* _MATERIAL FOR THE TASK_:
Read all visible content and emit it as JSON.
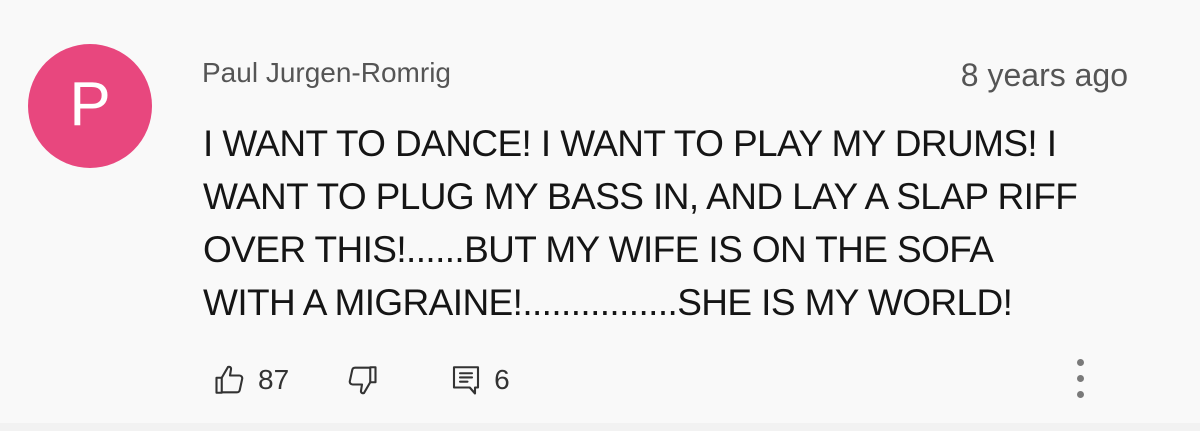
{
  "comment": {
    "avatar_letter": "P",
    "avatar_color": "#e8477e",
    "author": "Paul Jurgen-Romrig",
    "timestamp": "8 years ago",
    "text_lines": [
      "I WANT TO DANCE! I WANT TO PLAY MY DRUMS! I",
      "WANT TO PLUG MY BASS IN, AND LAY A SLAP RIFF",
      "OVER THIS!......BUT MY WIFE IS ON THE SOFA",
      "WITH A MIGRAINE!................SHE IS MY WORLD!"
    ],
    "actions": {
      "like_icon": "thumbs-up-icon",
      "like_count": "87",
      "dislike_icon": "thumbs-down-icon",
      "reply_icon": "reply-comment-icon",
      "reply_count": "6",
      "more_icon": "more-vertical-icon"
    }
  }
}
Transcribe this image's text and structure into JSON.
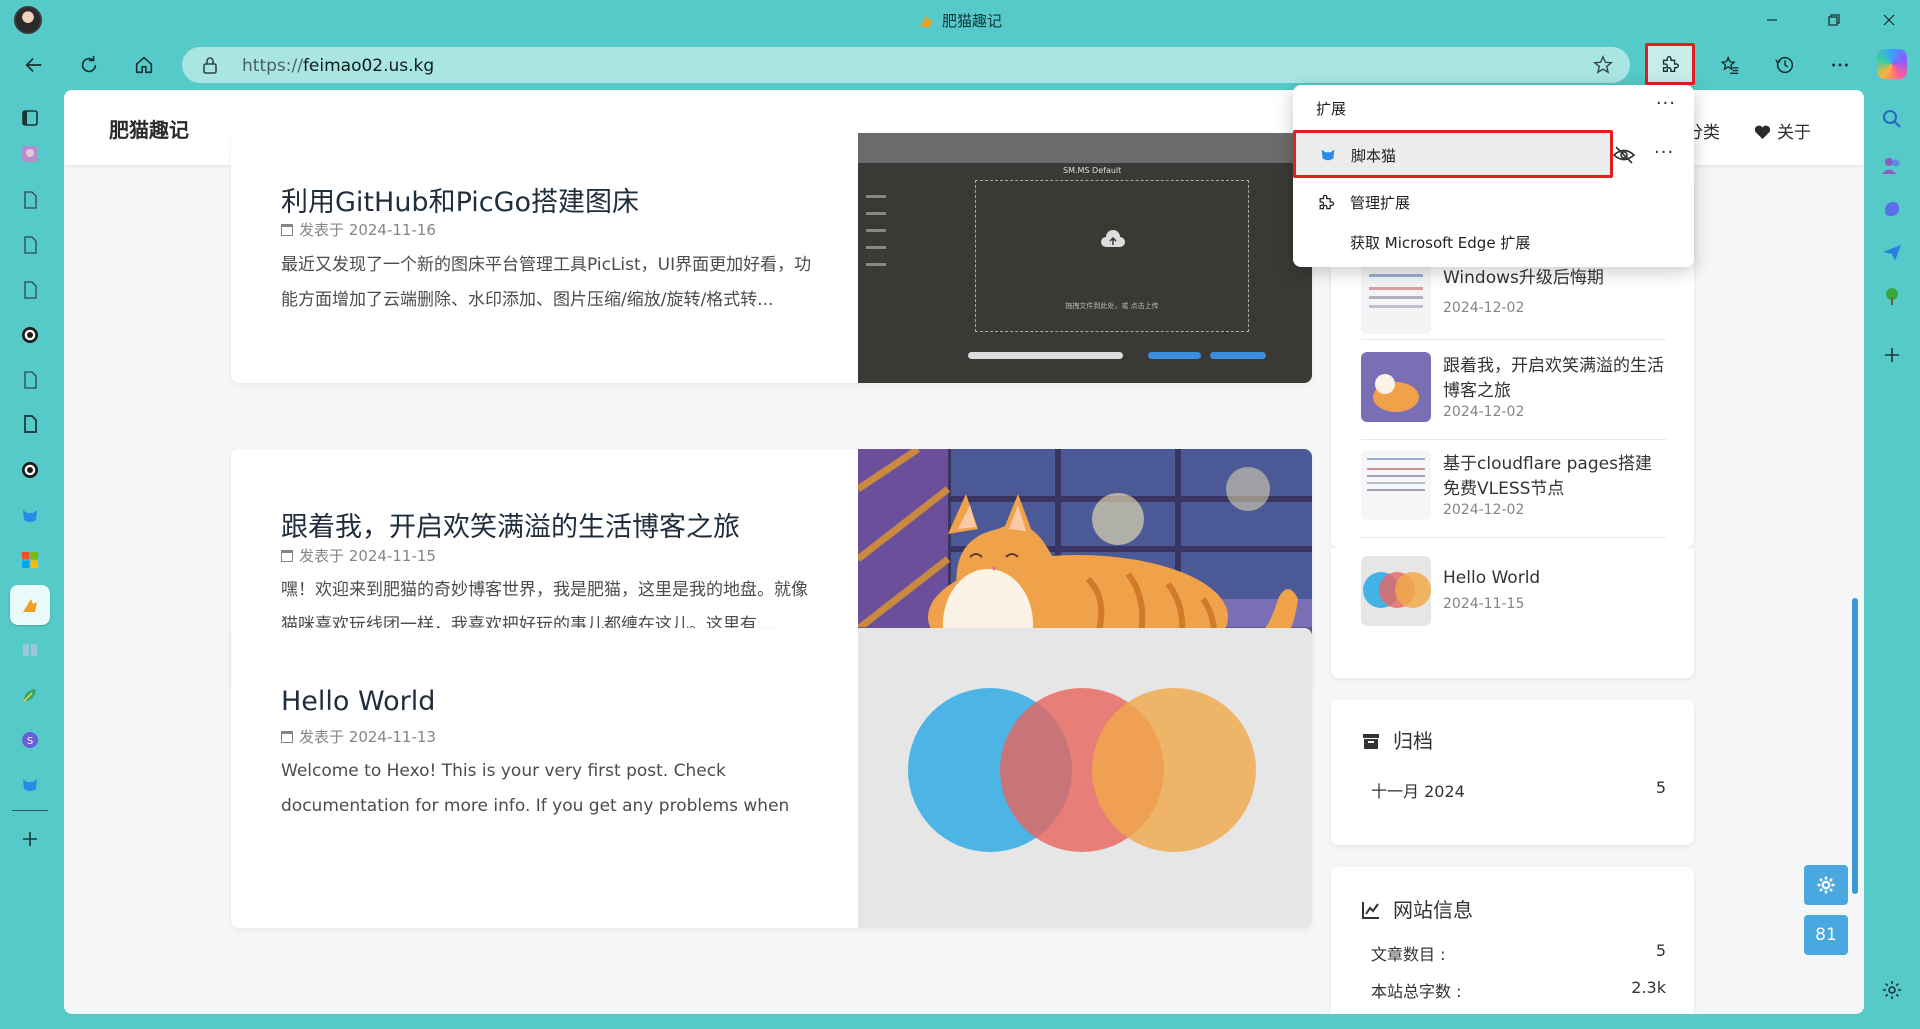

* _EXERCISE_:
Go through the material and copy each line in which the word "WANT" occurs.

* _ANSWER SPACE_:
      "I WANT TO DANCE! I WANT TO PLAY MY DRUMS! I",
      "WANT TO PLUG MY BASS IN, AND LAY A SLAP RIFF",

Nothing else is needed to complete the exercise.